Bracelets are perhaps more common than any other product of the Navajo silversmith, except for finger-rings. They are almost without exception cuff-style. Early bracelets simply made of twisted wire were not uncommon. The other most common type was made from a flat sheet of silver in varying widths. Either type may be plain, or were often set with from one to thirty pieces of turquoise and more. In general, those bracelets with very simple die markings, or none at all, is indicative of age. Today, the variety of design exhibited in bracelets is amazing.
It has been written that the first setting of turquoise in silver by a Navajo occurred about 1880.
The original form of earrings made in silver were relatively few in number and simple in workmanship. Basically they were plain, unadorned circlets of silver or brass wire, with or without hollow silver beads fastened to them, or crescent shaped pieces of silver with hinged center sections and long tear drops terminating in small silver pomegranate shaped beads. Others were circles of silver wire, partially flattened and engraved or stamped with simple designs.
(Please read our article on "Squash Blossom" necklaces.)

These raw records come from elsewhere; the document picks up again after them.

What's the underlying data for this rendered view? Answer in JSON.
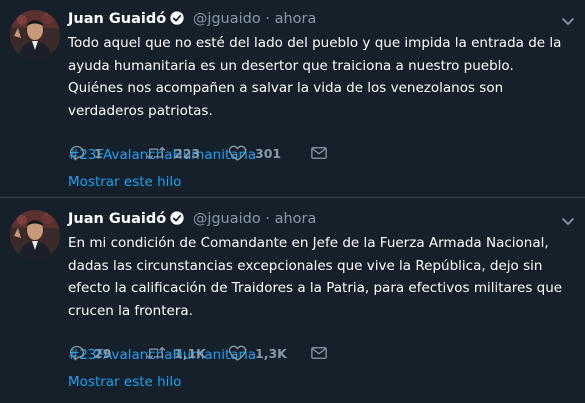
{
  "tweets": [
    {
      "author": {
        "name": "Juan Guaidó",
        "handle": "@jguaido",
        "separator": "·",
        "time": "ahora"
      },
      "text": "Todo aquel que no esté del lado del pueblo y que impida la entrada de la ayuda humanitaria es un desertor que traiciona a nuestro pueblo. Quiénes nos acompañen a salvar la vida de los venezolanos son verdaderos patriotas.",
      "hashtag": "#23FAvalanchaHumanitaria",
      "stats": {
        "replies": "1",
        "retweets": "223",
        "likes": "301"
      },
      "thread_link": "Mostrar este hilo"
    },
    {
      "author": {
        "name": "Juan Guaidó",
        "handle": "@jguaido",
        "separator": "·",
        "time": "ahora"
      },
      "text": "En mi condición de Comandante en Jefe de la Fuerza Armada Nacional, dadas las circunstancias excepcionales que vive la República, dejo sin efecto la calificación de Traidores a la Patria, para efectivos militares que crucen la frontera.",
      "hashtag": "#23FAvalanchaHumanitaria",
      "stats": {
        "replies": "29",
        "retweets": "1,1K",
        "likes": "1,3K"
      },
      "thread_link": "Mostrar este hilo"
    }
  ],
  "colors": {
    "background": "#15202b",
    "accent": "#1da1f2",
    "muted": "#8899a6",
    "divider": "#38444d"
  },
  "icons": [
    "verified-icon",
    "chevron-down-icon",
    "reply-icon",
    "retweet-icon",
    "like-icon",
    "dm-icon"
  ]
}
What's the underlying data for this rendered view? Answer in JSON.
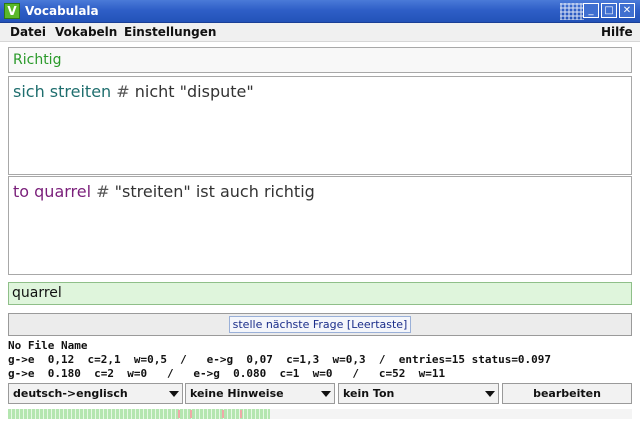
{
  "window": {
    "title": "Vocabulala",
    "icon_letter": "V"
  },
  "window_buttons": {
    "minimize": "_",
    "maximize": "□",
    "close": "✕"
  },
  "menu": {
    "file": "Datei",
    "vocab": "Vokabeln",
    "settings": "Einstellungen",
    "help": "Hilfe"
  },
  "status": {
    "text": "Richtig",
    "color": "#2a9a2a"
  },
  "question": {
    "word": "sich streiten",
    "hash": "#",
    "note": "nicht \"dispute\""
  },
  "answer": {
    "word": "to quarrel",
    "hash": "#",
    "note": "\"streiten\" ist auch richtig"
  },
  "input": {
    "value": "quarrel"
  },
  "next_button": {
    "label": "stelle nächste Frage  [Leertaste]"
  },
  "stats": {
    "file": "No File Name",
    "line1": "g->e  0,12  c=2,1  w=0,5  /   e->g  0,07  c=1,3  w=0,3  /  entries=15 status=0.097",
    "line2": "g->e  0.180  c=2  w=0   /   e->g  0.080  c=1  w=0   /   c=52  w=11"
  },
  "controls": {
    "direction": "deutsch->englisch",
    "hints": "keine Hinweise",
    "sound": "kein Ton",
    "edit": "bearbeiten"
  },
  "progress": {
    "fraction": 0.42
  },
  "colors": {
    "question": "#1f6e6e",
    "answer": "#7a1f7a",
    "title_bar": "#2f5fc7"
  }
}
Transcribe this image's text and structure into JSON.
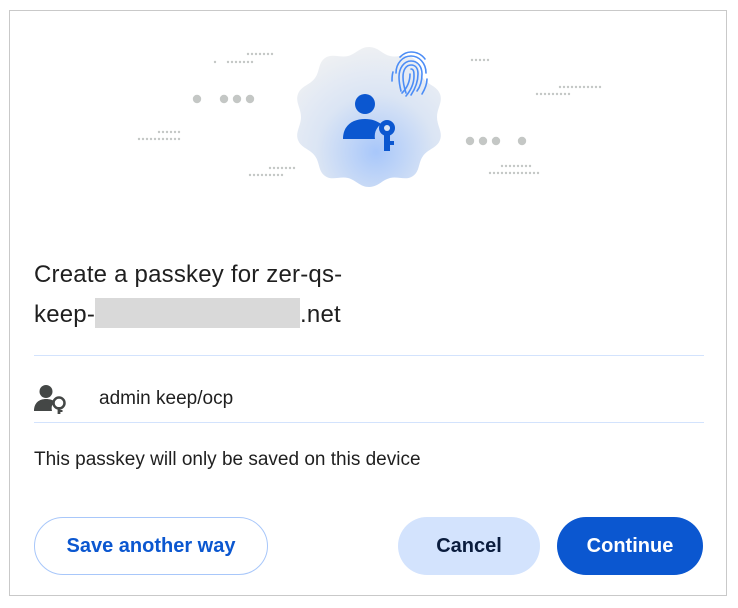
{
  "dialog": {
    "title_prefix": "Create a passkey for zer-qs-\nkeep-",
    "title_suffix": ".net",
    "account": {
      "name": "admin keep/ocp",
      "icon": "person-key-icon"
    },
    "note": "This passkey will only be saved on this device",
    "buttons": {
      "save_another_way": "Save another way",
      "cancel": "Cancel",
      "continue": "Continue"
    }
  },
  "hero": {
    "badge_icon": "person-key-icon",
    "corner_icon": "fingerprint-icon"
  },
  "colors": {
    "primary": "#0b57d0",
    "tonal": "#d3e3fd",
    "outline": "#a8c7fa",
    "text": "#1f1f1f",
    "redaction": "#d9d9d9"
  }
}
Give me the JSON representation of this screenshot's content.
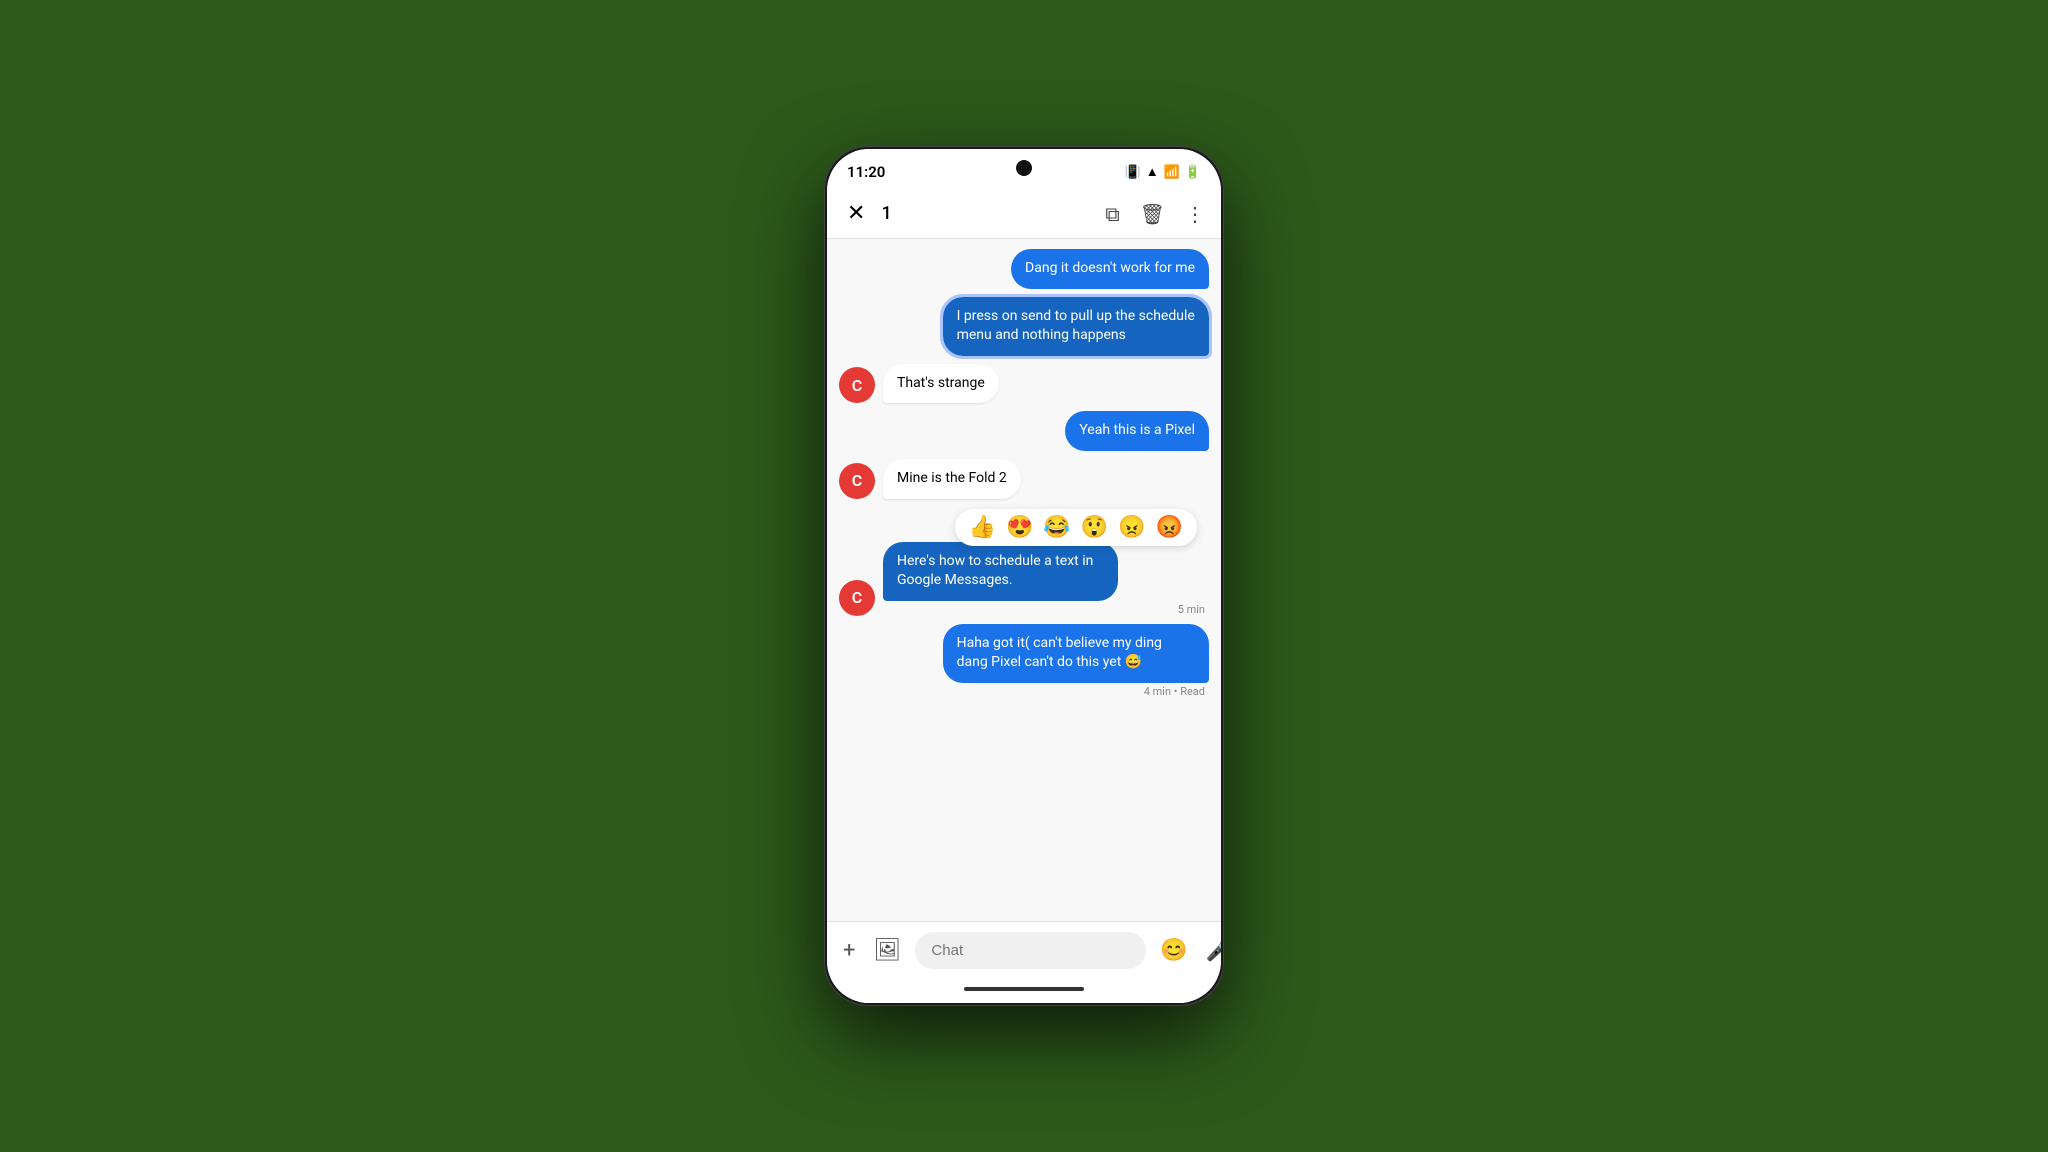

Possibly the most elaborate of all the objects produced is the silver bridle. They are exceedingly ornamental and the good examples represent a high degree of skill in design and craftsmanship in execution.